BEGIN INPUT MATERIAL
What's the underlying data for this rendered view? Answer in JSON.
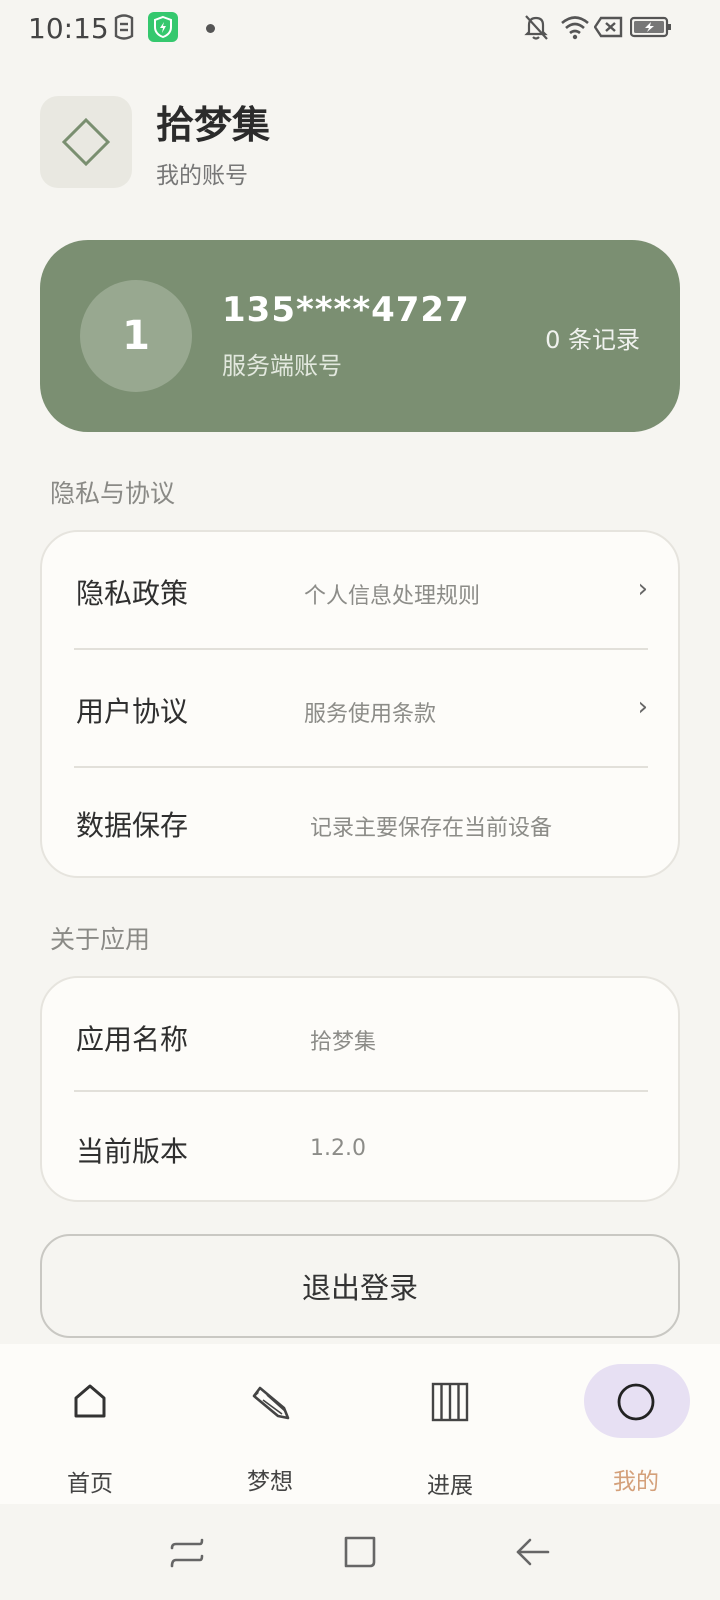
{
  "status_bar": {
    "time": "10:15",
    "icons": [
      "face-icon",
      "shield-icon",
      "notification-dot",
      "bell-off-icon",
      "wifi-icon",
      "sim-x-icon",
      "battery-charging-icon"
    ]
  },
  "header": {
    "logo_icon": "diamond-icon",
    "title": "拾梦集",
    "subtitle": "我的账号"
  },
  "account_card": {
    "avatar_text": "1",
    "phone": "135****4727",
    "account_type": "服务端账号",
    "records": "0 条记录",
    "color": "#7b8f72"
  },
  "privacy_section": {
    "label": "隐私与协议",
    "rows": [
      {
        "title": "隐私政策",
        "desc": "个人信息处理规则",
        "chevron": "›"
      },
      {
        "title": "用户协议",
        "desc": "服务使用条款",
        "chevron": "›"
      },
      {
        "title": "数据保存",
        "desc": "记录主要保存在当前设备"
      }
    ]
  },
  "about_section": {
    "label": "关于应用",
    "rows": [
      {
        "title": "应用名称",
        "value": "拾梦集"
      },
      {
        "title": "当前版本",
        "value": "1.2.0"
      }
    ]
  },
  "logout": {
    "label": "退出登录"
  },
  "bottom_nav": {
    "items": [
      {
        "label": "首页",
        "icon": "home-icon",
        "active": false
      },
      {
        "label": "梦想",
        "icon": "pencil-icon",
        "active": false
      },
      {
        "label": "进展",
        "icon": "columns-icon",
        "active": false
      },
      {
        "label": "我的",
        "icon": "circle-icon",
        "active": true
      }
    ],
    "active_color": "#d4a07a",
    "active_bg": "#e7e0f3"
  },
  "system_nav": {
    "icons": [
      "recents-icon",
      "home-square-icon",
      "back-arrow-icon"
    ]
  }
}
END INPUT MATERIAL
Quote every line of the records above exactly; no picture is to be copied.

**EXERCISE OUTPUT:**
What's the underlying data for this rendered view? Answer in JSON.
{
  "status_bar": {
    "time": "10:15",
    "icons": [
      "face-icon",
      "shield-icon",
      "notification-dot",
      "bell-off-icon",
      "wifi-icon",
      "sim-x-icon",
      "battery-charging-icon"
    ]
  },
  "header": {
    "logo_icon": "diamond-icon",
    "title": "拾梦集",
    "subtitle": "我的账号"
  },
  "account_card": {
    "avatar_text": "1",
    "phone": "135****4727",
    "account_type": "服务端账号",
    "records": "0 条记录",
    "color": "#7b8f72"
  },
  "privacy_section": {
    "label": "隐私与协议",
    "rows": [
      {
        "title": "隐私政策",
        "desc": "个人信息处理规则",
        "chevron": "›"
      },
      {
        "title": "用户协议",
        "desc": "服务使用条款",
        "chevron": "›"
      },
      {
        "title": "数据保存",
        "desc": "记录主要保存在当前设备"
      }
    ]
  },
  "about_section": {
    "label": "关于应用",
    "rows": [
      {
        "title": "应用名称",
        "value": "拾梦集"
      },
      {
        "title": "当前版本",
        "value": "1.2.0"
      }
    ]
  },
  "logout": {
    "label": "退出登录"
  },
  "bottom_nav": {
    "items": [
      {
        "label": "首页",
        "icon": "home-icon",
        "active": false
      },
      {
        "label": "梦想",
        "icon": "pencil-icon",
        "active": false
      },
      {
        "label": "进展",
        "icon": "columns-icon",
        "active": false
      },
      {
        "label": "我的",
        "icon": "circle-icon",
        "active": true
      }
    ],
    "active_color": "#d4a07a",
    "active_bg": "#e7e0f3"
  },
  "system_nav": {
    "icons": [
      "recents-icon",
      "home-square-icon",
      "back-arrow-icon"
    ]
  }
}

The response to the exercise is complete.